### PROBLEM STATEMENT
The required result is the exact run of lines beginning at the one containing "Read all visible content and emit it as JSON." and ending at the last line of the entries.

Top of RECORDS FOR PROCESSING

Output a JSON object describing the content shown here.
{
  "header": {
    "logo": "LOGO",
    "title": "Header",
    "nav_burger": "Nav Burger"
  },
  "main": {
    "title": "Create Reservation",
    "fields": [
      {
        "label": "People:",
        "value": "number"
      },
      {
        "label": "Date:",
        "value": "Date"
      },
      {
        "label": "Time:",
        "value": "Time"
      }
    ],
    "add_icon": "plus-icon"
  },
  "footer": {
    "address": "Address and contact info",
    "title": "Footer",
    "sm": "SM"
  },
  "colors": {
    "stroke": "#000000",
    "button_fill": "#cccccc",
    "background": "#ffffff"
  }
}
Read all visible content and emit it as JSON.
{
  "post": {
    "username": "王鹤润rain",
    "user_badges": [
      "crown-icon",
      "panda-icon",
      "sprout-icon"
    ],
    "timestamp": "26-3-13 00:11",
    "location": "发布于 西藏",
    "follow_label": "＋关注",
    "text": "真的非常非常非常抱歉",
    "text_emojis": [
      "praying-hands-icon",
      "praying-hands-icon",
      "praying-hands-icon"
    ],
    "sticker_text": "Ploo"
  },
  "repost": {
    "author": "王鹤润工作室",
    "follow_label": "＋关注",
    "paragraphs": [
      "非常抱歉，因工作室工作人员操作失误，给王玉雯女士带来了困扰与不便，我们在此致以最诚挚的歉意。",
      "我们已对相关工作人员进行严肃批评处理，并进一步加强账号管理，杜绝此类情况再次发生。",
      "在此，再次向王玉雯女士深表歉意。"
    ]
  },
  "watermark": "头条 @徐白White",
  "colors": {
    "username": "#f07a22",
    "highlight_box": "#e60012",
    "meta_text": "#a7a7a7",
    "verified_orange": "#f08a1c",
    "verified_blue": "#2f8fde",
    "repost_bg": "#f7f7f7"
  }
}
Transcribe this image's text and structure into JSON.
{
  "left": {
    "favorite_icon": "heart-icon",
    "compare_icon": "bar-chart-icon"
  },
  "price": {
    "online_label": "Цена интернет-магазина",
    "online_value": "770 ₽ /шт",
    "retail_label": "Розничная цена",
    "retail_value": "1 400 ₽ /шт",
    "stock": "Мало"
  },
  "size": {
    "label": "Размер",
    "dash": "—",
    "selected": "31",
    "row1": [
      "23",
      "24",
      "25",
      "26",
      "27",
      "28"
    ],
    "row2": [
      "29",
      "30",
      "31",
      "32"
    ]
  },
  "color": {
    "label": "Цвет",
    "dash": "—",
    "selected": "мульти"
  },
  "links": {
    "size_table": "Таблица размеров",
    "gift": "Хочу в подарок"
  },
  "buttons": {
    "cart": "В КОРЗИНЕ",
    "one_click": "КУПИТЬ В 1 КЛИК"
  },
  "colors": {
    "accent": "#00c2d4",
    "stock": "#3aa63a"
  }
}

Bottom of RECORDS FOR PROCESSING

### ANSWER SECTION
Read all visible content and emit it as JSON.
{
  "post": {
    "username": "王鹤润rain",
    "user_badges": [
      "crown-icon",
      "panda-icon",
      "sprout-icon"
    ],
    "timestamp": "26-3-13 00:11",
    "location": "发布于 西藏",
    "follow_label": "＋关注",
    "text": "真的非常非常非常抱歉",
    "text_emojis": [
      "praying-hands-icon",
      "praying-hands-icon",
      "praying-hands-icon"
    ],
    "sticker_text": "Ploo"
  },
  "repost": {
    "author": "王鹤润工作室",
    "follow_label": "＋关注",
    "paragraphs": [
      "非常抱歉，因工作室工作人员操作失误，给王玉雯女士带来了困扰与不便，我们在此致以最诚挚的歉意。",
      "我们已对相关工作人员进行严肃批评处理，并进一步加强账号管理，杜绝此类情况再次发生。",
      "在此，再次向王玉雯女士深表歉意。"
    ]
  },
  "watermark": "头条 @徐白White",
  "colors": {
    "username": "#f07a22",
    "highlight_box": "#e60012",
    "meta_text": "#a7a7a7",
    "verified_orange": "#f08a1c",
    "verified_blue": "#2f8fde",
    "repost_bg": "#f7f7f7"
  }
}
Transcribe this image's text and structure into JSON.
{
  "left": {
    "favorite_icon": "heart-icon",
    "compare_icon": "bar-chart-icon"
  },
  "price": {
    "online_label": "Цена интернет-магазина",
    "online_value": "770 ₽ /шт",
    "retail_label": "Розничная цена",
    "retail_value": "1 400 ₽ /шт",
    "stock": "Мало"
  },
  "size": {
    "label": "Размер",
    "dash": "—",
    "selected": "31",
    "row1": [
      "23",
      "24",
      "25",
      "26",
      "27",
      "28"
    ],
    "row2": [
      "29",
      "30",
      "31",
      "32"
    ]
  },
  "color": {
    "label": "Цвет",
    "dash": "—",
    "selected": "мульти"
  },
  "links": {
    "size_table": "Таблица размеров",
    "gift": "Хочу в подарок"
  },
  "buttons": {
    "cart": "В КОРЗИНЕ",
    "one_click": "КУПИТЬ В 1 КЛИК"
  },
  "colors": {
    "accent": "#00c2d4",
    "stock": "#3aa63a"
  }
}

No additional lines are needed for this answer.